When Oakland Tech High megastar Leon Powe announced his plans to play basketball for Cal earlier this week, it was more than a recruiting coup for head coach Ben Braun. It marked the first time since Jason Kidd a decade ago that the Bears lured the top local player to Berkeley, a sign that the program has finally recovered from the shameful Todd Bozeman era.
Bozeman’s violations are well-documented: he paid recruits’ parents cold cash to attract talent and didn’t take care of business on the academic side. But he also threw a veil of shame over the basketball program, and for all of Braun’s success since taking over, he has a history of losing out on the Bay Area’s top players. El Cerrito’s Drew Gooden headed off to Kansas, Modesto Christian’s Chuck Hayes to Kentucky, and Berkeley’s own Justin Davis skipped across the Bay to the dreaded Stanford Cardinal, a defection of John Walker Lindh proportions.
Braun instead focused on southern California and the Midwest, where he has roots after bringing Eastern Michigan University a surprising amount of success before coming to Cal. He even grabbed players from Europe, with variable results. The core of the current squad came from the Rockfish, a Los Angeles AAU program that doesn’t get the top dogs of the area. But the inroads into the local kids just weren’t bearing fruit.
That’s why Powe’s decision is a momentous one for the Cal program. The Bay Area produces some great players, and there’s no reason Cal shouldn’t be the preferred destination for that talent. Great academic opportunities without the admissions handcuffs of Stanford, a solid basketball tradition and revamped facilities are just a few of the amenities the school can offer, yet players like Gooden and Davis barely gave Cal a glance on their way out the door.
Things started to turn around a bit last year, as Braun signed both Richard Midgely and David Paris out of Modesto Christian High, but neither was the subject of bitter recruiting battles, as Cal was up against schools like St. Mary’s and Cal State Northridge for their services. Powe is another story. The other schools on his short list read like a role call of national champions: Duke, North Carolina and Maryland, with Kansas thrown in for some heartland flavor. Anytime Cal beats those powers for a player, it’s cause for celebration up and down Telegraph Avenue.

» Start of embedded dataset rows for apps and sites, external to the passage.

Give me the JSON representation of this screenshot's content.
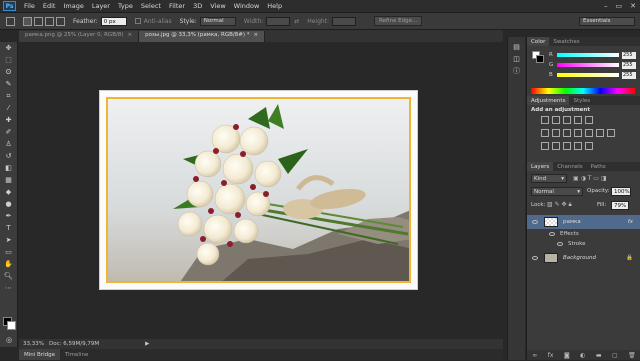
{
  "app": {
    "logo": "Ps"
  },
  "menu": [
    "File",
    "Edit",
    "Image",
    "Layer",
    "Type",
    "Select",
    "Filter",
    "3D",
    "View",
    "Window",
    "Help"
  ],
  "window_controls": [
    "–",
    "▭",
    "✕"
  ],
  "options": {
    "feather_label": "Feather:",
    "feather_value": "0 px",
    "antialias_label": "Anti-alias",
    "style_label": "Style:",
    "style_value": "Normal",
    "width_label": "Width:",
    "height_label": "Height:",
    "refine_edge": "Refine Edge...",
    "workspace": "Essentials"
  },
  "doc_tabs": [
    {
      "label": "рамка.png @ 25% (Layer 0, RGB/8)",
      "close": "×",
      "active": false
    },
    {
      "label": "розы.jpg @ 33,3% (рамка, RGB/8#) *",
      "close": "×",
      "active": true
    }
  ],
  "status": {
    "zoom": "33,33%",
    "doc": "Doc: 6,59M/9,79M",
    "arrow": "▶"
  },
  "bottom_tabs": [
    "Mini Bridge",
    "Timeline"
  ],
  "color_panel": {
    "tabs": [
      "Color",
      "Swatches"
    ],
    "channels": [
      {
        "name": "R",
        "value": "255"
      },
      {
        "name": "G",
        "value": "255"
      },
      {
        "name": "B",
        "value": "255"
      }
    ]
  },
  "adjustments_panel": {
    "tabs": [
      "Adjustments",
      "Styles"
    ],
    "title": "Add an adjustment",
    "icons_row1": [
      "brightness-icon",
      "levels-icon",
      "curves-icon",
      "exposure-icon",
      "triangle-icon"
    ],
    "icons_row2": [
      "vibrance-icon",
      "hue-icon",
      "balance-icon",
      "bw-icon",
      "photo-filter-icon",
      "channel-mixer-icon",
      "grid-icon"
    ],
    "icons_row3": [
      "invert-icon",
      "posterize-icon",
      "threshold-icon",
      "gradient-map-icon",
      "selective-color-icon"
    ]
  },
  "layers_panel": {
    "tabs": [
      "Layers",
      "Channels",
      "Paths"
    ],
    "kind_label": "Kind",
    "blend_mode": "Normal",
    "opacity_label": "Opacity:",
    "opacity_value": "100%",
    "lock_label": "Lock:",
    "fill_label": "Fill:",
    "fill_value": "79%",
    "layers": [
      {
        "name": "рамка",
        "fx": "fx",
        "effects_label": "Effects",
        "effects": [
          "Stroke"
        ]
      },
      {
        "name": "Background",
        "lock": "🔒"
      }
    ],
    "bottom_icons": [
      "link-icon",
      "fx-icon",
      "mask-icon",
      "adjustment-icon",
      "folder-icon",
      "new-layer-icon",
      "trash-icon"
    ]
  },
  "colors": {
    "frame_gold": "#f1b534",
    "ps_blue": "#58b6ff",
    "selected_layer": "#4f6a8c"
  }
}
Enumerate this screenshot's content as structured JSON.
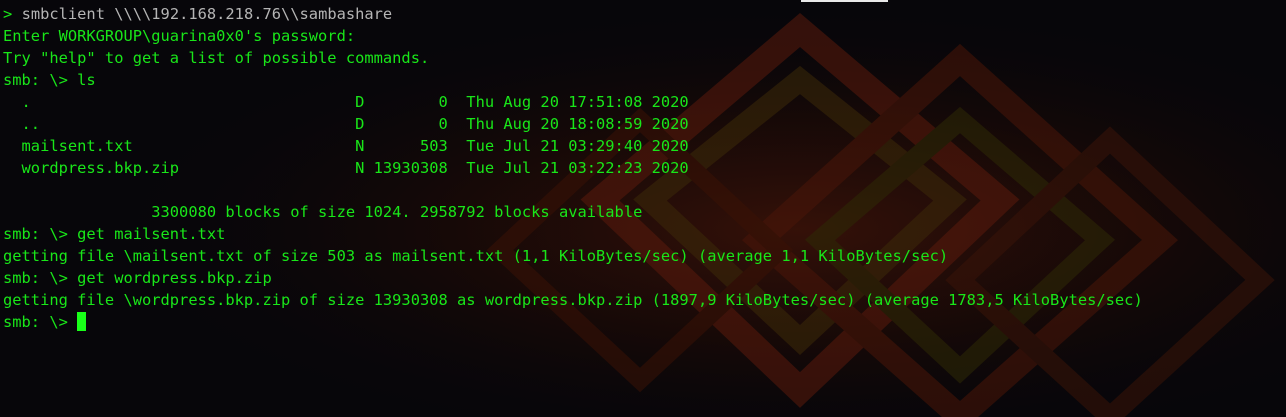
{
  "terminal": {
    "first_prompt_symbol": ">",
    "first_command": "smbclient \\\\\\\\192.168.218.76\\\\sambashare",
    "password_prompt": "Enter WORKGROUP\\guarina0x0's password:",
    "help_hint": "Try \"help\" to get a list of possible commands.",
    "cmd_ls": "smb: \\> ls",
    "listing": [
      "  .                                   D        0  Thu Aug 20 17:51:08 2020",
      "  ..                                  D        0  Thu Aug 20 18:08:59 2020",
      "  mailsent.txt                        N      503  Tue Jul 21 03:29:40 2020",
      "  wordpress.bkp.zip                   N 13930308  Tue Jul 21 03:22:23 2020"
    ],
    "blocks_info": "                3300080 blocks of size 1024. 2958792 blocks available",
    "cmd_get_mail": "smb: \\> get mailsent.txt",
    "get_mail_result": "getting file \\mailsent.txt of size 503 as mailsent.txt (1,1 KiloBytes/sec) (average 1,1 KiloBytes/sec)",
    "cmd_get_wp": "smb: \\> get wordpress.bkp.zip",
    "get_wp_result": "getting file \\wordpress.bkp.zip of size 13930308 as wordpress.bkp.zip (1897,9 KiloBytes/sec) (average 1783,5 KiloBytes/sec)",
    "final_prompt": "smb: \\> "
  },
  "colors": {
    "terminal_green": "#19e619",
    "command_grey": "#b5b5b5",
    "background": "#07060a",
    "cursor": "#19ff19"
  }
}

Powe is expected to make an instant impact on the program, the kind of player around whom a coach can build a team. Now the Bears are the front-runner for Powe’s AAU teammate Ayinde Ubaka, at one time thought to be a lock for Arizona and their progression of point guards who end up in the NBA. Ubaka and Marquis Kately, another Cal signee who will spend a year at prep school, just finished leading their Slam ‘N Jam team to a top-four finish at the Big Time Tournament in Las Vegas, the top West Coast event of the summer. If Braun can establish a relationship with Slam ‘N Jam, it would give him an in with most of the Bay Area’s best high school players, including three standouts for the class of ‘04.
Of course, Braun can’t win ‘em all. Vallejo High’s DeMarcus Nelson, one of the top rising juniors in the country, gave his verbal commitment to Duke earlier this year. Of course, this is the same kid who decided to transfer to St. Mary’s High last summer but changed his mind after just two days, so his commitment to Duke may be about as solid as stock advice from an Enron exec. But Cal doesn’t lure players away from Tobacco Road, so there’s no reason for ACC schools to be able to strip-mine the Bay Area for talent without at least some resistance from the Bears.
Braun has done amazing things with limited players, helping turn Sean Lampley from a marginal recruit into the Pac-10 Player of the Year and reaching the NCAA Tournament last year without a legitimate scoring threat. Last year’s recruiting class was supposed to be his motherlode of talent, but the Julian Sensley fiasco and Jamal Sampson’s burst of NBA optimism put the kibosh on that. If Powe qualifies academically and Ubaka joins him at Haas Pavilion along with super-talented classmates Kately, Wesley Washington and Dominic McGuire, Braun would have the personnel to play with any team in the country. What more could a Cal fan ask for than local kids in blue and gold taking on the Dukes of the world?